If You Play Wordle to Keep Your Brain Sharp, It May Not Be as Effective as You Think
If you play Wordle, you likely take pride in guessing the five-letter word correctly, maybe even going so far as to post your wins to social media. The game, which gives players six chances to enter in the correct daily word, is a brain teaser that took the internet by storm in recent months. Despite how challenging it may feel at times, there's one question on our minds: Does playing Wordle make you smarter?
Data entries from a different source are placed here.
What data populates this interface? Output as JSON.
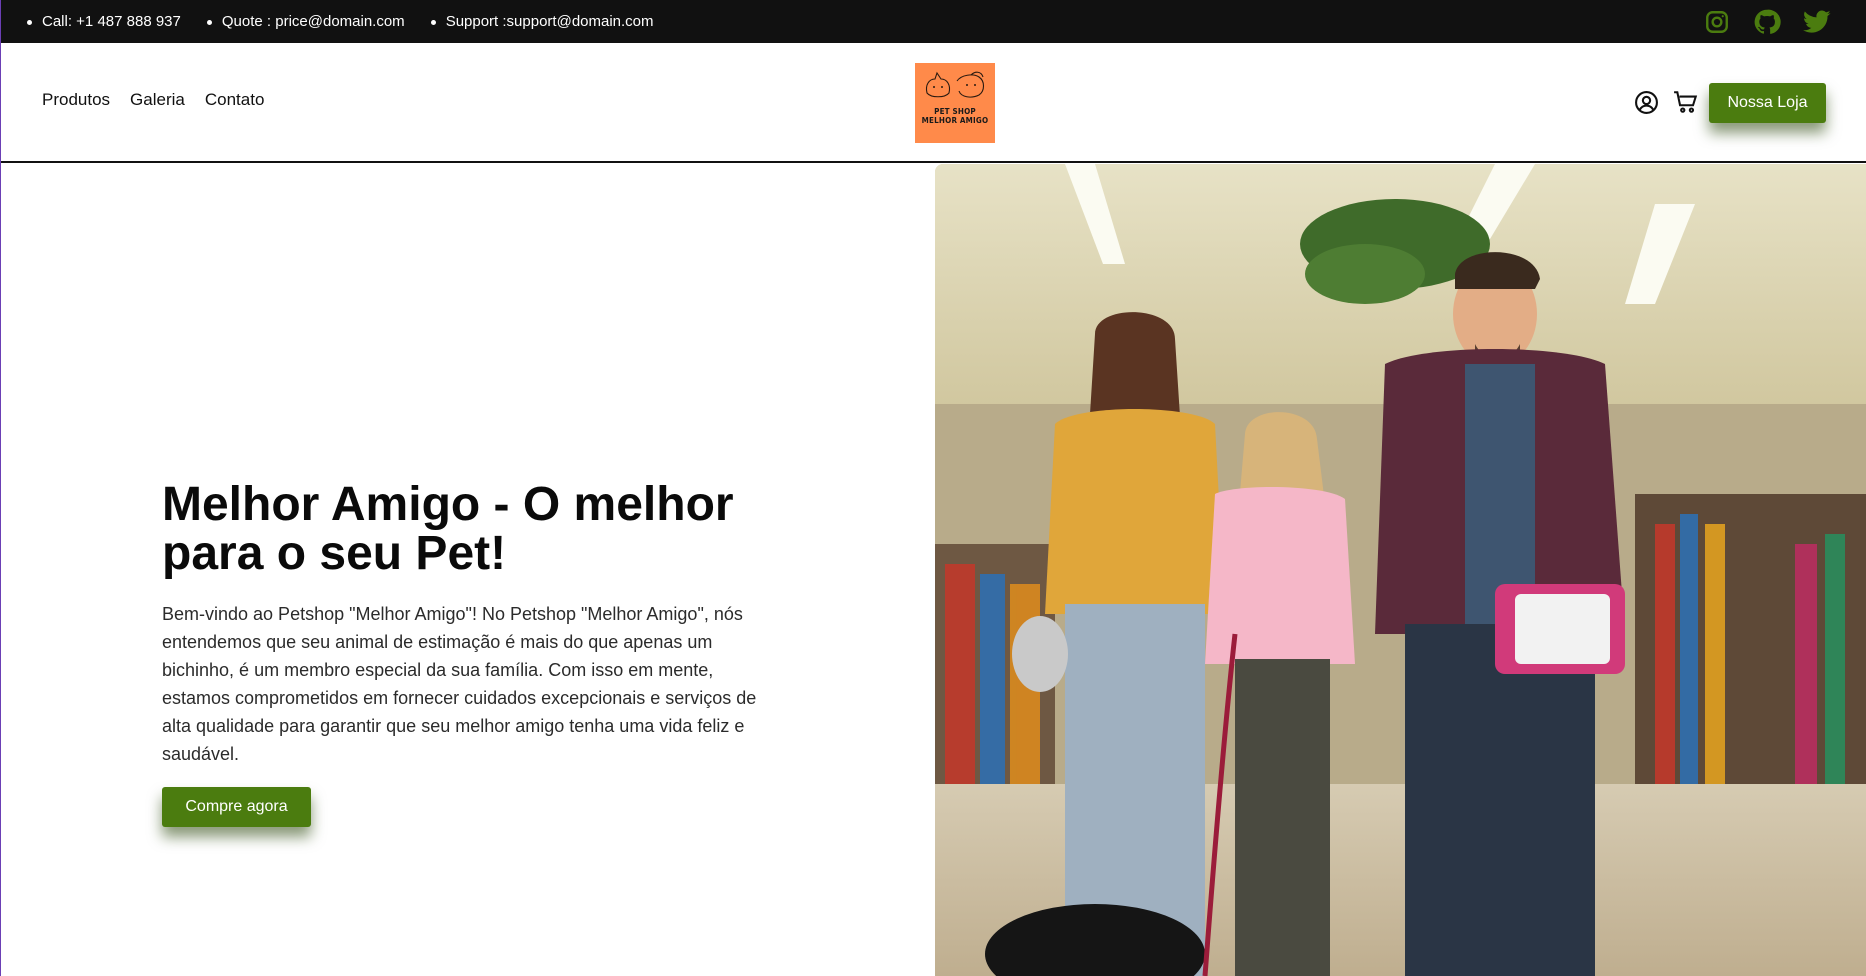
{
  "topbar": {
    "call": "Call: +1 487 888 937",
    "quote": "Quote : price@domain.com",
    "support": "Support :support@domain.com",
    "social": [
      "instagram-icon",
      "github-icon",
      "twitter-icon"
    ],
    "social_color": "#4b7c0f"
  },
  "nav": {
    "items": [
      "Produtos",
      "Galeria",
      "Contato"
    ]
  },
  "logo": {
    "line1": "PET SHOP",
    "line2": "MELHOR AMIGO",
    "bg_color": "#ff8a4a"
  },
  "header": {
    "store_button": "Nossa Loja",
    "icons": [
      "user-icon",
      "cart-icon"
    ]
  },
  "hero": {
    "title": "Melhor Amigo - O melhor para o seu Pet!",
    "text": "Bem-vindo ao Petshop \"Melhor Amigo\"! No Petshop \"Melhor Amigo\", nós entendemos que seu animal de estimação é mais do que apenas um bichinho, é um membro especial da sua família. Com isso em mente, estamos comprometidos em fornecer cuidados excepcionais e serviços de alta qualidade para garantir que seu melhor amigo tenha uma vida feliz e saudável.",
    "button": "Compre agora",
    "accent_color": "#4b7c0f"
  }
}
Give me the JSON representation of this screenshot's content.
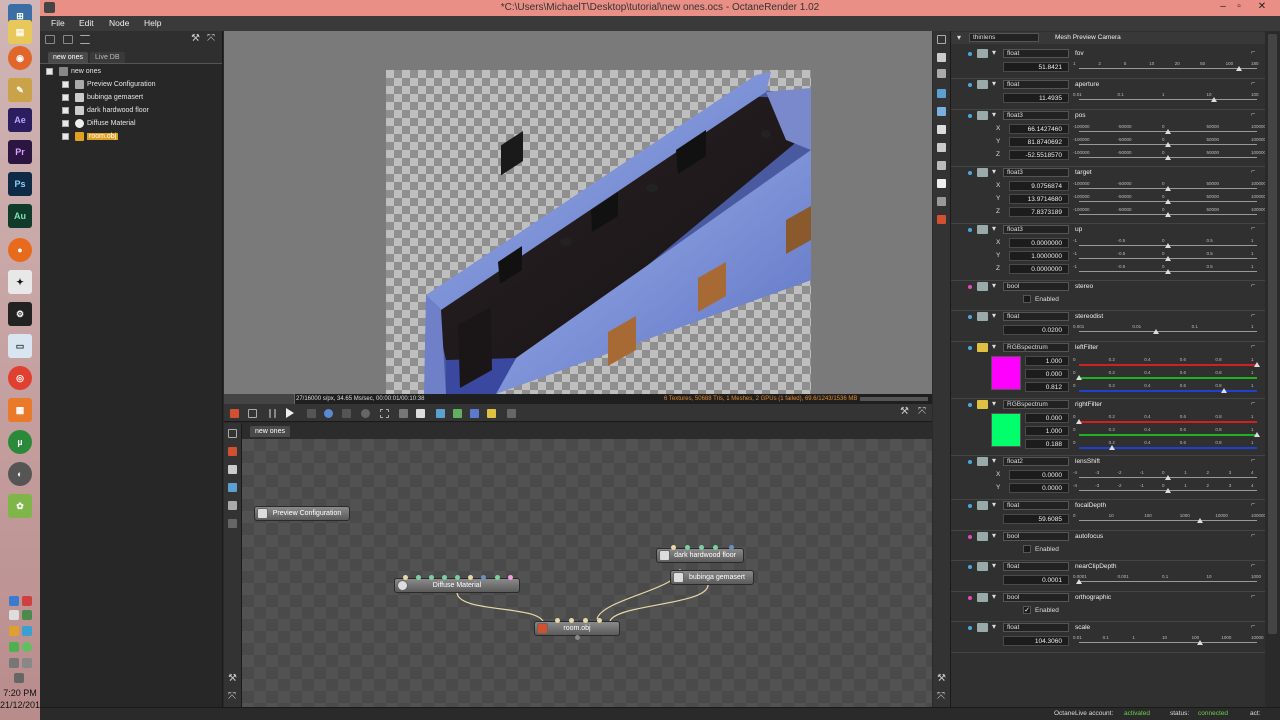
{
  "window": {
    "title": "*C:\\Users\\MichaelT\\Desktop\\tutorial\\new ones.ocs - OctaneRender 1.02"
  },
  "menu": [
    "File",
    "Edit",
    "Node",
    "Help"
  ],
  "taskbar": {
    "time": "7:20 PM",
    "date": "21/12/2012",
    "icons": [
      "Ae",
      "Pr",
      "Ps",
      "Au"
    ]
  },
  "scene": {
    "tabs": [
      "new ones",
      "Live DB"
    ],
    "root": "new ones",
    "items": [
      "Preview Configuration",
      "bubinga gemasert",
      "dark hardwood floor",
      "Diffuse Material",
      "room.obj"
    ]
  },
  "render": {
    "stats": "27/16000 s/px, 34.65 Ms/sec, 00:00:01/00:10:38",
    "info": "6 Textures, 50688 Tris, 1 Meshes, 2 GPUs (1 failed), 69.6/1243/1536 MB",
    "progress_fraction": 0.1
  },
  "nodegraph": {
    "tab": "new ones",
    "nodes": [
      "Preview Configuration",
      "Diffuse Material",
      "dark hardwood floor",
      "bubinga gemasert",
      "room.obj"
    ]
  },
  "camera": {
    "type": "thinlens",
    "name": "Mesh Preview Camera"
  },
  "properties": [
    {
      "key": "fov",
      "type": "float",
      "label": "fov",
      "value": "51.8421",
      "ticks": [
        "1",
        "2",
        "5",
        "10",
        "20",
        "50",
        "100",
        "180"
      ],
      "knob": 0.9
    },
    {
      "key": "aperture",
      "type": "float",
      "label": "aperture",
      "value": "11.4935",
      "ticks": [
        "0.01",
        "0.1",
        "1",
        "10",
        "100"
      ],
      "knob": 0.76
    },
    {
      "key": "pos",
      "type": "float3",
      "label": "pos",
      "rows": [
        {
          "axis": "X",
          "value": "66.1427460"
        },
        {
          "axis": "Y",
          "value": "81.8740692"
        },
        {
          "axis": "Z",
          "value": "-52.5518570"
        }
      ],
      "ticks": [
        "-100000",
        "-50000",
        "0",
        "50000",
        "100000"
      ]
    },
    {
      "key": "target",
      "type": "float3",
      "label": "target",
      "rows": [
        {
          "axis": "X",
          "value": "9.0756874"
        },
        {
          "axis": "Y",
          "value": "13.9714680"
        },
        {
          "axis": "Z",
          "value": "7.8373189"
        }
      ],
      "ticks": [
        "-100000",
        "-50000",
        "0",
        "50000",
        "100000"
      ]
    },
    {
      "key": "up",
      "type": "float3",
      "label": "up",
      "rows": [
        {
          "axis": "X",
          "value": "0.0000000"
        },
        {
          "axis": "Y",
          "value": "1.0000000"
        },
        {
          "axis": "Z",
          "value": "0.0000000"
        }
      ],
      "ticks": [
        "-1",
        "-0.5",
        "0",
        "0.5",
        "1"
      ]
    },
    {
      "key": "stereo",
      "type": "bool",
      "label": "stereo",
      "enabled_label": "Enabled",
      "checked": false
    },
    {
      "key": "stereodist",
      "type": "float",
      "label": "stereodist",
      "value": "0.0200",
      "ticks": [
        "0.001",
        "0.01",
        "0.1",
        "1"
      ],
      "knob": 0.43
    },
    {
      "key": "leftFilter",
      "type": "RGBspectrum",
      "label": "leftFilter",
      "color": "#ff00ff",
      "rows": [
        {
          "value": "1.000"
        },
        {
          "value": "0.000"
        },
        {
          "value": "0.812"
        }
      ],
      "ticks": [
        "0",
        "0.2",
        "0.4",
        "0.6",
        "0.8",
        "1"
      ]
    },
    {
      "key": "rightFilter",
      "type": "RGBspectrum",
      "label": "rightFilter",
      "color": "#00ff6a",
      "rows": [
        {
          "value": "0.000"
        },
        {
          "value": "1.000"
        },
        {
          "value": "0.188"
        }
      ],
      "ticks": [
        "0",
        "0.2",
        "0.4",
        "0.6",
        "0.8",
        "1"
      ]
    },
    {
      "key": "lensShift",
      "type": "float2",
      "label": "lensShift",
      "rows": [
        {
          "axis": "X",
          "value": "0.0000"
        },
        {
          "axis": "Y",
          "value": "0.0000"
        }
      ],
      "ticks": [
        "-4",
        "-3",
        "-2",
        "-1",
        "0",
        "1",
        "2",
        "3",
        "4"
      ]
    },
    {
      "key": "focalDepth",
      "type": "float",
      "label": "focalDepth",
      "value": "59.6085",
      "ticks": [
        "0",
        "10",
        "100",
        "1000",
        "10000",
        "100000"
      ],
      "knob": 0.68
    },
    {
      "key": "autofocus",
      "type": "bool",
      "label": "autofocus",
      "enabled_label": "Enabled",
      "checked": false
    },
    {
      "key": "nearClipDepth",
      "type": "float",
      "label": "nearClipDepth",
      "value": "0.0001",
      "ticks": [
        "0.0001",
        "0.001",
        "0.1",
        "10",
        "1000"
      ],
      "knob": 0.0
    },
    {
      "key": "orthographic",
      "type": "bool",
      "label": "orthographic",
      "enabled_label": "Enabled",
      "checked": true
    },
    {
      "key": "scale",
      "type": "float",
      "label": "scale",
      "value": "104.3060",
      "ticks": [
        "0.01",
        "0.1",
        "1",
        "10",
        "100",
        "1000",
        "10000"
      ],
      "knob": 0.68
    }
  ],
  "status": {
    "account_label": "OctaneLive account:",
    "account_value": "activated",
    "status_label": "status:",
    "status_value": "connected",
    "act_label": "act:"
  }
}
According to a recent report by CNN, the answer is, unfortunately, no.
It really comes down to whether or not you're good at playing Wordle, just as a person is good at playing Scrabble or other word games. "Scrabble players recognize words faster, especially in vertical orientation, but we didn't find that those advantages transferred to non-Scrabble-related tasks," Penny Pexman, a professor of psychology at the University of Calgary told CNN. "As soon as you show them some other kind of visual pattern or symbol that's not a letter, they look just like non-experts." She adds that brain training is usually very specific, meaning that just because you've gotten very good at Wordle, doesn't mean those skills are transferrable to anything else.
Some people play brain teaser games to keep their mind sharp, but Wordle may not be very helpful with that either. According to Jonathan King, senior scientific advisor to the director of the Division of Behavioral and Social Research at the National Institute on Aging, there isn't any research so far that suggests brain-training games keep your brain from aging. "It's hard to find training that translates to a long-term change in the brain that will hopefully protect you from cognitive impairment or decline or dementia," King told CNN.
There is still a way to maximize the benefits of playing Wordle, though. To be successful at the game, you don't need a large vocabulary or to know the definition of the words you're plugging in, but you do need to be able to manipulate the information you're being given. "It's like a mental sketch pad where you hold the visual information in mind and you manipulate it, which is a particular skill some people have a lot of capacity for and other people less so," Pexman says.
Additionally, the game challenges players' ability to focus. But despite exercising areas of the brain responsible for visual memory and focus, Aaron Seitz, a professor of psychology at the University of California, told CNN that these brain muscles begin to atrophy overtime. "As soon as you begin using strategies to solve the puzzle, you've taken the load off of your attention and memory processes which may lessen Wordle's potential benefits," Seitz says. Adding that his advice is to play a game that provides a challenge and to switch it up as soon as you become good at it.